Posted 4 April
Research by a Harper Adams Veterinary Nursing student into surgical site preparation in dogs has been presented at one of the world’s largest events for small animal veterinary professionals.
Becky Verhoven, from Buckinghamshire, was offered the chance to present her research at the British Small Animal Veterinary Association (BSAVA) Congress after securing funding for her work from BSAVA PetSavers Charitable scheme.
Her research – titled Cotton wool versus non-woven gauze swabs: comparatively which is more efficacious for minimising the preoperative microbial load on the ovariohysterectomy surgical site in bitches? – forms her final-year Honours Research Project for her BSc (Hons) Veterinary Nursing with Companion Animal Behaviour degree.
Rebecca discovered a keen interest for preparation of the surgical patient on her sandwich year placement at Temple End Vets in High Wycombe, which motivated her to identify gaps in the research and consider unanswered questions.
She said: “I really enjoyed my time at Temple End Vets - I couldn’t imagine spending my 10-week placement or sandwich year anywhere else, it was great! They were really supportive of my study too, allowing me to go upstairs and work on it if it was a particularly quiet day.”
Upon beginning her investigations into antiseptic skin preparation, Becky quickly discovered that while the antiseptic agent and the application technique had been researched and debated extensively, in both human and veterinary medicine, no studies had been conducted to determine the efficacy of materials selected to apply the antiseptic solution to the skin – leading to a lightbulb moment for what she would focus her dissertation on.
She said: “While a number of opinions have been expressed regarding whether cotton wool or non-woven gauze swabs are more effective for cleaning the pre-operative surgical site, these are all based off of anecdotal evidence and there is, currently, no scientific evidence to support these claims.
“The effect of the material utilised to clean the skin on the incidence of post-operative complications is also yet to be researched.”
Having decided to investigate the effectiveness of each material, Becky realised there would be one likely barrier – that of cost. Her planned research meant each of the swab samples she collected from the surgical site would need to be sent away and analysed by a microbiology lab, which would come with a major cost burden for her as an undergraduate student.
However, her HRP supervisor – Veterinary Nursing Lecturer Kat Hart – suggested that she could apply to BSAVA PetSavers for funding to enable the work to go ahead. This funding was approved – and Becky has been able to reveal some of her findings at this year’s BSAVA Congress as a result.
She added: “I feel really honoured to be asked to present my study at BSAVA Congress - nervous but super excited too. I think it will be a really big achievement!”

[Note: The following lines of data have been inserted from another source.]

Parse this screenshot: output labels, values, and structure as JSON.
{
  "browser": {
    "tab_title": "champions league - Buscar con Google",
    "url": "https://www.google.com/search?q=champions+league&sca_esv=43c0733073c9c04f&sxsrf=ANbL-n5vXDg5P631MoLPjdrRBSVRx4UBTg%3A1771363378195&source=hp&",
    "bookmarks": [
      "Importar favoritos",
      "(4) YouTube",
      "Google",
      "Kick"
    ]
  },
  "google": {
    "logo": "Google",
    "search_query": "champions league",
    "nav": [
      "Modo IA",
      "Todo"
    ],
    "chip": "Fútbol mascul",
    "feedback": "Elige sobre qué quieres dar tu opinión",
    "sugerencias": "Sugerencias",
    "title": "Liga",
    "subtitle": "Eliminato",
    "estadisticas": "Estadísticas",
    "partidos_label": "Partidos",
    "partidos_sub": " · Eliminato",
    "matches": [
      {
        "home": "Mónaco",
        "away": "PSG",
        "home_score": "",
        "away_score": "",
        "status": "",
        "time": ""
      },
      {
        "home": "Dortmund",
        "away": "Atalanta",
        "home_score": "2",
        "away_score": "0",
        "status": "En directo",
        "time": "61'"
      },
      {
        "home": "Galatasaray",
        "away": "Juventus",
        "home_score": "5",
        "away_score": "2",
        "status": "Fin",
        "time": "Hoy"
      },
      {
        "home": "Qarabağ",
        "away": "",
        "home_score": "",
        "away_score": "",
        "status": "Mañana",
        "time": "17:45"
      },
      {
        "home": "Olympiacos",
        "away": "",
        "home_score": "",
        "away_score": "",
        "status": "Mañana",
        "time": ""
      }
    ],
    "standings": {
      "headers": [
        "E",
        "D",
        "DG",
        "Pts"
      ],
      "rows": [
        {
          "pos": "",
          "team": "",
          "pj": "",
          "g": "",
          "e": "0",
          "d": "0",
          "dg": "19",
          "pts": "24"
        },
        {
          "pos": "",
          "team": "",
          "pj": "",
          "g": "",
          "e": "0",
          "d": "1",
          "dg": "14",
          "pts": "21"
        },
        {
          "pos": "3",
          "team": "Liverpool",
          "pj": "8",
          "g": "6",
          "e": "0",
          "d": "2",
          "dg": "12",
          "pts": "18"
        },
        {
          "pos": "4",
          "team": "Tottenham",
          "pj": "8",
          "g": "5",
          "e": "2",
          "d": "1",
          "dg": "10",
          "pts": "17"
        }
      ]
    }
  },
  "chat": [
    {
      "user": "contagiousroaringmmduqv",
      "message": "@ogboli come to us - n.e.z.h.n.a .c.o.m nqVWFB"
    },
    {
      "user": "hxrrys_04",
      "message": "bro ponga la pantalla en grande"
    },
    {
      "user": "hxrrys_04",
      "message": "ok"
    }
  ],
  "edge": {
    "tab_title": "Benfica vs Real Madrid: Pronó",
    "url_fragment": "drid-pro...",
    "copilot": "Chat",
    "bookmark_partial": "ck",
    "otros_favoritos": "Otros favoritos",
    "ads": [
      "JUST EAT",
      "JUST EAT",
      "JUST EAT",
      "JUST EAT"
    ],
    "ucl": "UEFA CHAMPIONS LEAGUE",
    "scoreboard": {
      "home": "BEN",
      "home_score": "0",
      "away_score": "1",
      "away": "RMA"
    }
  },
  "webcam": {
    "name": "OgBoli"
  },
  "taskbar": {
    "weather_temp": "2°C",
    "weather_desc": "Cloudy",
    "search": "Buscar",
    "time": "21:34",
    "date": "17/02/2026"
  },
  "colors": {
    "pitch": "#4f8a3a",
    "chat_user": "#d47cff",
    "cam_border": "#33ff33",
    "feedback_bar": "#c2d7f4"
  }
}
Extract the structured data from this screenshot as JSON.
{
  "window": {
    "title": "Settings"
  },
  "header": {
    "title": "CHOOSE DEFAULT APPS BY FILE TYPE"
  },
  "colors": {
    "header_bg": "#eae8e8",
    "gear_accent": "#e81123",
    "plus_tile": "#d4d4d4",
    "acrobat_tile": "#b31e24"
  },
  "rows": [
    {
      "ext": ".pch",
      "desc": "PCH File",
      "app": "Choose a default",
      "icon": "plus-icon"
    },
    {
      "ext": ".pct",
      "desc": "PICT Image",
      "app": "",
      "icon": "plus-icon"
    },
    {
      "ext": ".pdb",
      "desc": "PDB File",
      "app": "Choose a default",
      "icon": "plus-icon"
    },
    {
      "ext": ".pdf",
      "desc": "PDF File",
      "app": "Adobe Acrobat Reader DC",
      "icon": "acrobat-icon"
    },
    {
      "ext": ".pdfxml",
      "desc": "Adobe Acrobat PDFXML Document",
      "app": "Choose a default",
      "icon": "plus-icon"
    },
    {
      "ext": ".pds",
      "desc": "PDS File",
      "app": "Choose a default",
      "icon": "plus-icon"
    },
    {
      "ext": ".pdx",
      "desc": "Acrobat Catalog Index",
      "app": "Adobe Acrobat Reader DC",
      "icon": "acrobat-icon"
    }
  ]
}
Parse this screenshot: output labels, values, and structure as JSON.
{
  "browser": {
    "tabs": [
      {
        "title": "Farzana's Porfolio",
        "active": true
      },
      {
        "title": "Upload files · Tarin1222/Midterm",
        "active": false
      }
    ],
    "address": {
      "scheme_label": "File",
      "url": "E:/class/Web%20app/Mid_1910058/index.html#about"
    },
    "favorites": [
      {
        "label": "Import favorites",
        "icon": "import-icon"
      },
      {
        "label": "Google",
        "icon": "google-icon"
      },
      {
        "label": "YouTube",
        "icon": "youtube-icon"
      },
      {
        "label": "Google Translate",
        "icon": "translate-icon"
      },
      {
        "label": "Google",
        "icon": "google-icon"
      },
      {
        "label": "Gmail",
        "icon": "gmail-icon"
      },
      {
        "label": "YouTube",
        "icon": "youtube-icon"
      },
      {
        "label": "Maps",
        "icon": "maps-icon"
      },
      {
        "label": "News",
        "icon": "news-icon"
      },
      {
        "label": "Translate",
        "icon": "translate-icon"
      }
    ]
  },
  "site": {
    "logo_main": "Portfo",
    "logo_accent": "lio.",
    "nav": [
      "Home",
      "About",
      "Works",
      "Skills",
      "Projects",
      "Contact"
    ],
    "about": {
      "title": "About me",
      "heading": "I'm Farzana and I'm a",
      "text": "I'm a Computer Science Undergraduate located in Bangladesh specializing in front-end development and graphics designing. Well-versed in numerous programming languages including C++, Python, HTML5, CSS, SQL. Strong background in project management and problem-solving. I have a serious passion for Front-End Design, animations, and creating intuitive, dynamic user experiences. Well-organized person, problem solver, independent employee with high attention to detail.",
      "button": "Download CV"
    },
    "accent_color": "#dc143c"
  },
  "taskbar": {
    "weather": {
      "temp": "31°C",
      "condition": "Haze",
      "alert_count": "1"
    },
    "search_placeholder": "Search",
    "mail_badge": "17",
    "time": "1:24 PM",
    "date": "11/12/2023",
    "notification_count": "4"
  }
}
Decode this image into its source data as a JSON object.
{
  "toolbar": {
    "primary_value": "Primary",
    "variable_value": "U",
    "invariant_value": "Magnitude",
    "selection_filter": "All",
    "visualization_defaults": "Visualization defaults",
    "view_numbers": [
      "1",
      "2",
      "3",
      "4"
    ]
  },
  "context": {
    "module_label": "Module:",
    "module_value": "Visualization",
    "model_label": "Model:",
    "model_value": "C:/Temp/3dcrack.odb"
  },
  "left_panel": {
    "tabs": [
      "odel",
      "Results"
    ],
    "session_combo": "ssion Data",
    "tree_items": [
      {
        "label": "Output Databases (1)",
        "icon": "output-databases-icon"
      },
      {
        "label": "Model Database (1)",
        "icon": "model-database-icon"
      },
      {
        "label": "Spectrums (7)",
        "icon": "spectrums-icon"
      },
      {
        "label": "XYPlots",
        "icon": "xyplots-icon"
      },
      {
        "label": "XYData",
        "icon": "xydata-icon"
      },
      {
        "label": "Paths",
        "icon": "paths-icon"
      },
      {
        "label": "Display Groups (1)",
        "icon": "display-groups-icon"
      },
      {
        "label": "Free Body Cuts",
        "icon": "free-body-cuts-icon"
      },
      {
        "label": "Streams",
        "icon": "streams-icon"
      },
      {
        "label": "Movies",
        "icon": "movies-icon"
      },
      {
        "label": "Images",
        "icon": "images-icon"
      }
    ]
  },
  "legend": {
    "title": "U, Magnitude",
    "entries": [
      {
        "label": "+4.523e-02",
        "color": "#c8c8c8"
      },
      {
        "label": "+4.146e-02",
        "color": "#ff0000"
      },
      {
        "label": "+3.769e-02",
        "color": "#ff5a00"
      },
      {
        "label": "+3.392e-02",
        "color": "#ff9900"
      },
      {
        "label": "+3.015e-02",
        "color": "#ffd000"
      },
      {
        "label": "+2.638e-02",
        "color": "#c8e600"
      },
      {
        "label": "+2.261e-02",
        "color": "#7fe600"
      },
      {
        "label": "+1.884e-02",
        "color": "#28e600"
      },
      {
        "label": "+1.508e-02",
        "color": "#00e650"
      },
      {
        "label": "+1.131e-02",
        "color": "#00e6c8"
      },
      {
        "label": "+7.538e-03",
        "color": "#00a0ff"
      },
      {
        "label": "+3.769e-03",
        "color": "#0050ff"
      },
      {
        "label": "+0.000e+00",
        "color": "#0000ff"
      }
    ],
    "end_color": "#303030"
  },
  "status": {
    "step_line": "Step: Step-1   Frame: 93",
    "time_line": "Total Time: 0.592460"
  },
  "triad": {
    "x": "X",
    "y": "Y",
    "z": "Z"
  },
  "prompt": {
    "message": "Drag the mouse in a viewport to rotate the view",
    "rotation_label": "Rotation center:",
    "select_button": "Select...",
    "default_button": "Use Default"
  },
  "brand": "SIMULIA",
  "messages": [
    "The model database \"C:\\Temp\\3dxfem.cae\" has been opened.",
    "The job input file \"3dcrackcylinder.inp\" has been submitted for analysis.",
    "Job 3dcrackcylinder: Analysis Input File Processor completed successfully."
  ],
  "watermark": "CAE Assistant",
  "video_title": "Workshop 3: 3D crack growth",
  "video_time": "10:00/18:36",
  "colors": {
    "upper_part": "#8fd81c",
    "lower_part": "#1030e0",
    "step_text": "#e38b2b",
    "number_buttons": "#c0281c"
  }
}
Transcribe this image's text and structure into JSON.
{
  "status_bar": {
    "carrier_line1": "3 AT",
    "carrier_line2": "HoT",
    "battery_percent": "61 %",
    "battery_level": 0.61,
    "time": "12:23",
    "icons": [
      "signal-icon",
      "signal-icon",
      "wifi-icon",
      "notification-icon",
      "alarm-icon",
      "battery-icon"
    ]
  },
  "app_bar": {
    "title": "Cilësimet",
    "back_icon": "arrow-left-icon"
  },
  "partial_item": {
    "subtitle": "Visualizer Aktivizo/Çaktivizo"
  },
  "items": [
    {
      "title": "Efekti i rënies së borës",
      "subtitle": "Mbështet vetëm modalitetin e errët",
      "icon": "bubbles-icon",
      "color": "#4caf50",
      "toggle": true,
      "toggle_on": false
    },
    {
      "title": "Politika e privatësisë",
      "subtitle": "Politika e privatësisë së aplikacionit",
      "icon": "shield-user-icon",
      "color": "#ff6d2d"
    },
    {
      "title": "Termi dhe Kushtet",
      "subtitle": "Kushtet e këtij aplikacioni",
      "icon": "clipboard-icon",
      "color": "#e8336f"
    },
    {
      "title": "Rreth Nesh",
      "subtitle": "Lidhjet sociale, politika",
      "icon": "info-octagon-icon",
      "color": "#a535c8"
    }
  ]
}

And Kat added: “Becky’s success shows just what a Veterinary Nursing degree can do – and that research isn’t just limited to other veterinary professionals – we can all have an impact.”
Following her successful conference presentation, Becky has returned to Harper Adams to complete her dissertation – and the final year of her degree.
She added: “I have always, ever since I remember, wanted to work with animals, and veterinary nursing just seemed like the ideal fit.
“When looking at degree courses and choosing a university, I was drawn to Harper because of its top-rated student experience and great graduate prospects. I got interviews at all my universities, but nothing really struck me until I came to Harper – the staff seemed really good and even the campus itself was great – when you drive in, you think ‘this is really lovely!’
“Coming here has been great- it’s been super fun and I have made lots of wonderful friends, who have really made my experience.
“It has been tough at times though – vet nursing is a challenging degree, and that shouldn’t be underestimated.
“However, I can’t exaggerate enough how brilliant the team of veterinary nursing lecturers are. I don’t doubt that if I was struggling, without hesitation, each and every one of them would offer me a world of support. They do really go above and beyond for their students, and I have experienced this personally. I couldn’t be more grateful.”